Likewise, for a long time, Kurt isn't comfortable being a leader. He's forced into it for a time after Storm is depowered and leaves the team, but he isn't comfortable in it, and doubts himself constantly. He seems better by the time Alan Davis is writing Excalibur, but he still second-guesses himself every time a snag crops up. Rather than adjusting and moving ahead with a new plan, Kurt is spending time worried he's made a mistake. That's because he cares deeply about his teammates and doesn't want to have put them in danger, but it also shows a certain lack of trust in his judgment (not to mention his teammates' abilities and experience). Even so, if you need a leader, Nightcrawler's willing to step up and give it a try, which is my feeling. I'm OK if presented with something I can do solo, where I'm boss and crew, but I'll issue commands only if nobody else is taking charge and there are things that need doing.

I haven't mentioned Kurt being a religious fellow yet. In truth, the swashbuckler was much more interesting to me than the priest. Especially because when writers start delving into Kurt's religious beliefs, they have a tendency to write a mopey, navel-gazing Kurt. While appropriate in small doses, it's not the Kurt I really want to see. I do appreciate the idea that the Elf believes in helping others, in love and compassion for those different from him, in spite of the fact he's seen precious little of that directed his way in life. It's nice, the same way that Steve Rogers was the right guy to get the Super-Soldier Serum because the man without power understands its value and potential for abuse, the guy who receives mostly hatred and scorn for being different understands how valuable it is to offer love and forgiveness.

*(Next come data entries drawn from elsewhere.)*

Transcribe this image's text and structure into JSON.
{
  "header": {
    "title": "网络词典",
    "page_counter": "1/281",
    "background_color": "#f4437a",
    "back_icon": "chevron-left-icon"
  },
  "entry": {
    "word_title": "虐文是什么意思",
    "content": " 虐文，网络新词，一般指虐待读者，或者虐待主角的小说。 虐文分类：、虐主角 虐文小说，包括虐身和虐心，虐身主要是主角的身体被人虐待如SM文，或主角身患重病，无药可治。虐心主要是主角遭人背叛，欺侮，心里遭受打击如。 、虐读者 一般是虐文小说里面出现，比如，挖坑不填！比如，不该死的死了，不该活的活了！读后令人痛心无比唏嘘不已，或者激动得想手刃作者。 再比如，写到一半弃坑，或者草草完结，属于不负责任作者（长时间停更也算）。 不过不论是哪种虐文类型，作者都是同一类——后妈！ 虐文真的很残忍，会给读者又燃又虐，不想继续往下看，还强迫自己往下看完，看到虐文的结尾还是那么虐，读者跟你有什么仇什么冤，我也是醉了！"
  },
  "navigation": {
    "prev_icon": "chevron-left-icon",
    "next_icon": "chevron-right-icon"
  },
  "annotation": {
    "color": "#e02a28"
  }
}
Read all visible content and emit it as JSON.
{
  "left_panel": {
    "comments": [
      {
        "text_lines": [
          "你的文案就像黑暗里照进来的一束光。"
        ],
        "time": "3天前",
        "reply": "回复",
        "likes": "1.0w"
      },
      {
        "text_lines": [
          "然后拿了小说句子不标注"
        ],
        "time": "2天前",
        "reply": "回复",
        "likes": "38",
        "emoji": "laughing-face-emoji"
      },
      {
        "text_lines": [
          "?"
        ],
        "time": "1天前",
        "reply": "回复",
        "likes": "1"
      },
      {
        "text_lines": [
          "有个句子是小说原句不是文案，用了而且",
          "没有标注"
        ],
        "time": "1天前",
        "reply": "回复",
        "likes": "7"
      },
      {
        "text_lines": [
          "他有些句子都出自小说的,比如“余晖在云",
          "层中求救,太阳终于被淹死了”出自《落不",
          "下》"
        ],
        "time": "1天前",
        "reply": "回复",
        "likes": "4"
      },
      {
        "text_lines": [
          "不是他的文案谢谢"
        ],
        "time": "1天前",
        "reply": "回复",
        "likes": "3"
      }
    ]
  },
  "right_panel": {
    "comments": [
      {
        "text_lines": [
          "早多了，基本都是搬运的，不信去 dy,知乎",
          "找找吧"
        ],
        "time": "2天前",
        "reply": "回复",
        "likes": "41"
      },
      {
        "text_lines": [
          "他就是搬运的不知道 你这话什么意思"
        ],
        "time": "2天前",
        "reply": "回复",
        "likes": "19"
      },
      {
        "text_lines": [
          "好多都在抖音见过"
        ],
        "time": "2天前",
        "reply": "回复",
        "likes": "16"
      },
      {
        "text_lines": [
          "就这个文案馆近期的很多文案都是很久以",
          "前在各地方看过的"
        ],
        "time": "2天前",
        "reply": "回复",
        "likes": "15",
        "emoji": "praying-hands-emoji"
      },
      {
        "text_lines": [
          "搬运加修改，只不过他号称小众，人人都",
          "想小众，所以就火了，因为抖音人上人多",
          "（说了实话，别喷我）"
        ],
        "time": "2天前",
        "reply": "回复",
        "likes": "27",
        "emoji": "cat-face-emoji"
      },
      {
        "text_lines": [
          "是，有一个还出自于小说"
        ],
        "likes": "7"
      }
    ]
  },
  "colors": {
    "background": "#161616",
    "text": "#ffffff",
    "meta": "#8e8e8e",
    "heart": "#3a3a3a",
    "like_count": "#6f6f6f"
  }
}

SallyP said...

Like Blue Velvet indeed.

CalvinPitt said...

I feel like Davis used that more than once when writing Kurt. I wonder what the appeal was.